Metnar said last month the contract includes equipment, ammunition, spare parts and training of the personnel and best meets Czech needs.
Foreign Minister Tomáš Petříček and Czech ambassadors abroad this week
are hosting breakfast meetings with human rights and democracy campaigners
to honour a famous French gesture of support for Czechoslovak dissidents
The meetings commemorate a famous breakfast at Prague’s Embassy in Paris on December 9, 1988, when then French president François Mitterrand held talks with Czechoslovak dissidents in a significant gesture of support.
Mitterrand had invited dissidents and Charter 77 signatories, including Václav Havel, to the French embassy for the meeting during a visit to Czechoslovakia earlier that year.
The French president’s visit helped spur the Czechoslovak regime to grant official permission for an opposition rally to be held on Human Rights Day on December 10, 1988 in Prague's Žižkov district.
Prague City Hall councillors have agreed is conclude a Free Cities Pact
with the other Visegrad Four group capitals aimed at strengthening
The mayors of Prague, Budapest, Bratislava and Warsaw agreed to create the pact on the 30th anniversary of the fall of the Berlin Wall.
The Free Cities Pact calls on signatories to work together to tackle problems such as climate change, housing and social policy, and to promote democratic ideals, human rights, and the rule of law.
Representatives of the V4 capitals are due to sign the pact on December 16 in Hungary. Prague also wants to sign a sister city pact with Vienna, concerning mainly transport, housing and ecological issues.
Despite an anticipated slowdown in Czech economic growth, a record 59
percent of companies plan to pay employees a so-called 13th salary bonus
this year, according to a survey by the Czech Chamber of Commerce (HKČR).
About three-quarters of big companies – those with more than 250 employees – plan to pay a 13th salary at the turn of the year, the survey shows. Almost every second (47 percent) small company – with up to 10 employees – will pay out such a bonus this year.
By comparison, in 2017 fewer than on in three big companies and one in five small ones paid out a 13th salary or “Christmas bonus”. The HKČR estimates this year’s bonuses on average will exceed 34,000 crowns, with the majority ranging from 18,000 to 38,000 crowns.
Some 20,000 people have seen the Venus of Věstonice since the statuette of
a shapely Old Stone Age woman went back on display after a 5-year hiatus,
just under two weeks ago.
The Venus is among the world’s oldest ceramic pieces of art, dating back nearly 30,000 years. The ceramic figure was discovered in South Moravia in 1925 amongst remnants of a fire pit once used by mammoth hunters.

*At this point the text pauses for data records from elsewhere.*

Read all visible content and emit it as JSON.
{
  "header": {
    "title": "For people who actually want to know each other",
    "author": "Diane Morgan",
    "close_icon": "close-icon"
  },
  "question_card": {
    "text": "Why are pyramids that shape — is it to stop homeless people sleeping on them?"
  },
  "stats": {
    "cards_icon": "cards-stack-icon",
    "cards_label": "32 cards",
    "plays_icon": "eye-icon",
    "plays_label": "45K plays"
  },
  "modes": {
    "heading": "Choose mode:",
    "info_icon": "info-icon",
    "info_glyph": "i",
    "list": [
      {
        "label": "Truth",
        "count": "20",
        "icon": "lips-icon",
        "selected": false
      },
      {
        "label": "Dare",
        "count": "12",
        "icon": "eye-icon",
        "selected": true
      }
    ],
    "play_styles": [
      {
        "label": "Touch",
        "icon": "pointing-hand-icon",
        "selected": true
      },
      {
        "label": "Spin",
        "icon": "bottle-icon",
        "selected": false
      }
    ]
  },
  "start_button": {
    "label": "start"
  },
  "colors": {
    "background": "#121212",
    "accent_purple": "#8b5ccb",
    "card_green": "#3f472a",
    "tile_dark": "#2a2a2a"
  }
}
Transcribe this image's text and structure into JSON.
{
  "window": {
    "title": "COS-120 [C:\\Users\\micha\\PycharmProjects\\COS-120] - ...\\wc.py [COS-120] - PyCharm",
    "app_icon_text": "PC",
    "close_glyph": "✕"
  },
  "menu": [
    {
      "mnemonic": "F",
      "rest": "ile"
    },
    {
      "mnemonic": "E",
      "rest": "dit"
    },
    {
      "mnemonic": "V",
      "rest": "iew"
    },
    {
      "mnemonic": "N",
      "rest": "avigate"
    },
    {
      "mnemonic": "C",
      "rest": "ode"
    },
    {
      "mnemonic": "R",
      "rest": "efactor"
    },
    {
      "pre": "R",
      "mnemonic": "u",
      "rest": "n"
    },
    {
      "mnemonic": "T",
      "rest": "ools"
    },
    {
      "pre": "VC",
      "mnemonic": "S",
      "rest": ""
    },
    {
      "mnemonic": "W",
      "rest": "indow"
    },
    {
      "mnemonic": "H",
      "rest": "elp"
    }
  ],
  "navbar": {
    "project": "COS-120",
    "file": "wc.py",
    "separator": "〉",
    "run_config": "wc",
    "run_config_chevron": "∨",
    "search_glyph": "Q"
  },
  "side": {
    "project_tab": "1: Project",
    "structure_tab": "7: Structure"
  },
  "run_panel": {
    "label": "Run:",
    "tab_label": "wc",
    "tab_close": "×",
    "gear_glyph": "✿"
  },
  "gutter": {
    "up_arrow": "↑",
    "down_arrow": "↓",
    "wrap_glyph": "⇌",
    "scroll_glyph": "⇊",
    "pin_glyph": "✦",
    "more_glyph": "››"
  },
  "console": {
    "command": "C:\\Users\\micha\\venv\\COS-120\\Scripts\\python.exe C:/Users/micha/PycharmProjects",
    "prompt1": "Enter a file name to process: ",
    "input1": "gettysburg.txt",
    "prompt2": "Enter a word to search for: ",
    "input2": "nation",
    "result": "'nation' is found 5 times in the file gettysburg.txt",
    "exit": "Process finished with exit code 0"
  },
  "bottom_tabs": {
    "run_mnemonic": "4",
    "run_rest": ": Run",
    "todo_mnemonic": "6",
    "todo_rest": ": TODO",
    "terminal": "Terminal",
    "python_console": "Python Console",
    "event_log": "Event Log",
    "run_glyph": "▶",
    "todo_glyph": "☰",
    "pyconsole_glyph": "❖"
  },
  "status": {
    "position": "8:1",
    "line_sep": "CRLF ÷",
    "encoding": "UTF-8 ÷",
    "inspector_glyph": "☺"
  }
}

The 11-centimetre high figure – valued at USD 40 million dollars – is usually locked in a museum safe, and a replica stands in its stead. Long queues to see the real thing have formed at the Regional Museum of Olomouc, especially over the past two weekends.